→ **TASK STATEMENT**: Tally how many lines of these entries hold the string "JSON". Return the number alone.

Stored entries
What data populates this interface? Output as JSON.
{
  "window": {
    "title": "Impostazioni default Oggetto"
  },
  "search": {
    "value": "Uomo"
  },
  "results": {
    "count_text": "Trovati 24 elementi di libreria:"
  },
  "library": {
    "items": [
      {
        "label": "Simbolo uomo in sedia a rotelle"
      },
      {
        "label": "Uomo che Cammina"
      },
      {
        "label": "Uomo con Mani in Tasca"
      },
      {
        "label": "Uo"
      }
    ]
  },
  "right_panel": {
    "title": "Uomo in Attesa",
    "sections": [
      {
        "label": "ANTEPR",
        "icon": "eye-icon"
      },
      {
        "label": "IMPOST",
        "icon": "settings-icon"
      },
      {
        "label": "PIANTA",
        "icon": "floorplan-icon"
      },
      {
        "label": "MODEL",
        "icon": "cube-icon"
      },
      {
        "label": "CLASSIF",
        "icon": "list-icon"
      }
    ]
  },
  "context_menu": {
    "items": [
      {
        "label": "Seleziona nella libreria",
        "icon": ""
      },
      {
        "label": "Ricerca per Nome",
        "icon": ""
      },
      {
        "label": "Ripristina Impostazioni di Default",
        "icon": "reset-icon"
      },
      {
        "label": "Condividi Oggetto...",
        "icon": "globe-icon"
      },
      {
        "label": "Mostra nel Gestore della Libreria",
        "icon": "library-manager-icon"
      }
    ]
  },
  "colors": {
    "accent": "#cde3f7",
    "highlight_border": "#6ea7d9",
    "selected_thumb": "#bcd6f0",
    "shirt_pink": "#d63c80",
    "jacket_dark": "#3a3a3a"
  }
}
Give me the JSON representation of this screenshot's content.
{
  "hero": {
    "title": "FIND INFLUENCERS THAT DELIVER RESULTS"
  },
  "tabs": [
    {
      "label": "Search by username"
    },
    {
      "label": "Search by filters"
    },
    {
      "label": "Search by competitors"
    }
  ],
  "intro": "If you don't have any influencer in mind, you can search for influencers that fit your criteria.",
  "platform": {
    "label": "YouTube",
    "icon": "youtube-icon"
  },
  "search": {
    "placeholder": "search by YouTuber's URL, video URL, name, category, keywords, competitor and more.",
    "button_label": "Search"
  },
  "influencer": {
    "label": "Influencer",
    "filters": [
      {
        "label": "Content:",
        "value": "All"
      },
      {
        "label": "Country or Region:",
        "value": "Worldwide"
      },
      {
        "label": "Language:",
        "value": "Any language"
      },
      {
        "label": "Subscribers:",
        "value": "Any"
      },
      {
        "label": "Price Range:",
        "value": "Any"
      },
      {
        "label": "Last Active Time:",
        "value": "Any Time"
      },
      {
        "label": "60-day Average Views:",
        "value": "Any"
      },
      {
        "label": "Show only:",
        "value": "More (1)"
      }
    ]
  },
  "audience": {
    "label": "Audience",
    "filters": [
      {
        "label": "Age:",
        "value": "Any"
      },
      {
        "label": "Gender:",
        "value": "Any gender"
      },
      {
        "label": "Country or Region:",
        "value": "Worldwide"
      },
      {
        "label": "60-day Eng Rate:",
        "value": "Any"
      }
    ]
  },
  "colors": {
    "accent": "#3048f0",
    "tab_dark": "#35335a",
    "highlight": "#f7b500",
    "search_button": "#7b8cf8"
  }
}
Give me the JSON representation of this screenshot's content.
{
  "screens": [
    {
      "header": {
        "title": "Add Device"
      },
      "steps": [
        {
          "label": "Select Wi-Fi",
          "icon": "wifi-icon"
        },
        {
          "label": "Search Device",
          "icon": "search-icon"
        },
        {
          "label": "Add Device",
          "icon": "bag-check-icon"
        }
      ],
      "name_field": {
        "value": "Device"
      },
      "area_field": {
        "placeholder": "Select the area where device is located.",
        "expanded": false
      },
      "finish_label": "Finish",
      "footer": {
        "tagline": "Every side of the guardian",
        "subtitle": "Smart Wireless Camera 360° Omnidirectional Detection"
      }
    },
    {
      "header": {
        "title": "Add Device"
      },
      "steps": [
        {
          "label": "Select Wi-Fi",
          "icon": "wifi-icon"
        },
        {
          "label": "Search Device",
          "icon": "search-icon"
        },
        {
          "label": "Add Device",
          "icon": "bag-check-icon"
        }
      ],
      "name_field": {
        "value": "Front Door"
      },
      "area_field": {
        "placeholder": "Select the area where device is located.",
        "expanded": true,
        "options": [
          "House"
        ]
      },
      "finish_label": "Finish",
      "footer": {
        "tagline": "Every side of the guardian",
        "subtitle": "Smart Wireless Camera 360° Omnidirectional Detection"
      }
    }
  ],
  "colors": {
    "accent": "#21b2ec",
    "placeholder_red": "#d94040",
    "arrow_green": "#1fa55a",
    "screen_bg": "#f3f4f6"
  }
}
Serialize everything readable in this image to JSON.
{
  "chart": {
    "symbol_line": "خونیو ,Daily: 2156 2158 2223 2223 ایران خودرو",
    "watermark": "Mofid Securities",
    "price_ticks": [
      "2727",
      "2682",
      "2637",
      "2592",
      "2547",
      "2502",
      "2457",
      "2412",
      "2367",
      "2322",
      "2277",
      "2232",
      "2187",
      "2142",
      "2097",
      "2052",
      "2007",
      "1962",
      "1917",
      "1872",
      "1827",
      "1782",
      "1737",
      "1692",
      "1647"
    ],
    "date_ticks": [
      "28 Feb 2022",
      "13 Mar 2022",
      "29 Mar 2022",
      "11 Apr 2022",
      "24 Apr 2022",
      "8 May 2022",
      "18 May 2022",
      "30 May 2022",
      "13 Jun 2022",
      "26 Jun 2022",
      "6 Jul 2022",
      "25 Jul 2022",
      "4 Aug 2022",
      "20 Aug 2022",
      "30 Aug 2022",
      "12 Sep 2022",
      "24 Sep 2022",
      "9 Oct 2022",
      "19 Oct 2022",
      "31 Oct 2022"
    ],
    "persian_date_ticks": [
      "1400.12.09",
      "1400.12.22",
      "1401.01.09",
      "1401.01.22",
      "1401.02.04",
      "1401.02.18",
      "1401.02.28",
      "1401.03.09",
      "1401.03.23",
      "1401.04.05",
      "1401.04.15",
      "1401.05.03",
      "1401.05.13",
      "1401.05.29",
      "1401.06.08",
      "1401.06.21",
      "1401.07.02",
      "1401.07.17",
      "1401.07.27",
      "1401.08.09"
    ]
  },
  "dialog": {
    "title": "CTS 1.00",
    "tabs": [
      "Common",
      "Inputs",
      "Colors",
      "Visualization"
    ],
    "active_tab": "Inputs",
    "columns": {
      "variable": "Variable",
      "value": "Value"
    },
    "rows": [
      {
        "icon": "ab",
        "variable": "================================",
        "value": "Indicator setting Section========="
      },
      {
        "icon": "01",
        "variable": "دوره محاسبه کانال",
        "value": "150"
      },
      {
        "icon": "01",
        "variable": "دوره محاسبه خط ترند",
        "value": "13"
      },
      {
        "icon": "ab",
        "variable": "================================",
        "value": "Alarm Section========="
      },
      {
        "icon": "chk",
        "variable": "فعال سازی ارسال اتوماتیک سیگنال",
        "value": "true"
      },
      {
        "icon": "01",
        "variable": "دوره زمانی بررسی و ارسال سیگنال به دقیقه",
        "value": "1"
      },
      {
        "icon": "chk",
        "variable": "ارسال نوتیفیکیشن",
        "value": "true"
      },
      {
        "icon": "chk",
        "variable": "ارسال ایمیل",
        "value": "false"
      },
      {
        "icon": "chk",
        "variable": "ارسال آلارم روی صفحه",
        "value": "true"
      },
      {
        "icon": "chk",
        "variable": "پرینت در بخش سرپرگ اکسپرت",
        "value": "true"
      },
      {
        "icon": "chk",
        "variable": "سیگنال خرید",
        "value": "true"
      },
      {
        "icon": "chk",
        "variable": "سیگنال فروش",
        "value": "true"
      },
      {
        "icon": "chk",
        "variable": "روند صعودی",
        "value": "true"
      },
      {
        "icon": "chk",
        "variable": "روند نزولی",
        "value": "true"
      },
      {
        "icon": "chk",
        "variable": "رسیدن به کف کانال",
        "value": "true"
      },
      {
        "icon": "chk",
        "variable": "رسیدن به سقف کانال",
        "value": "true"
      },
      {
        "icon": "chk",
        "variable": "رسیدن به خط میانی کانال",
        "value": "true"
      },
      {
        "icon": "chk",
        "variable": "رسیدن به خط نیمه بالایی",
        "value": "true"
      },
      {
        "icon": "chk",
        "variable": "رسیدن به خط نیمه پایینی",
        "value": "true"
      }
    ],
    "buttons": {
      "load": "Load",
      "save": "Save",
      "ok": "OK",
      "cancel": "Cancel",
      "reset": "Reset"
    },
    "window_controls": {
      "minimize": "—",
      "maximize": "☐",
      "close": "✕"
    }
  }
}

→ **RESPONSE**: 4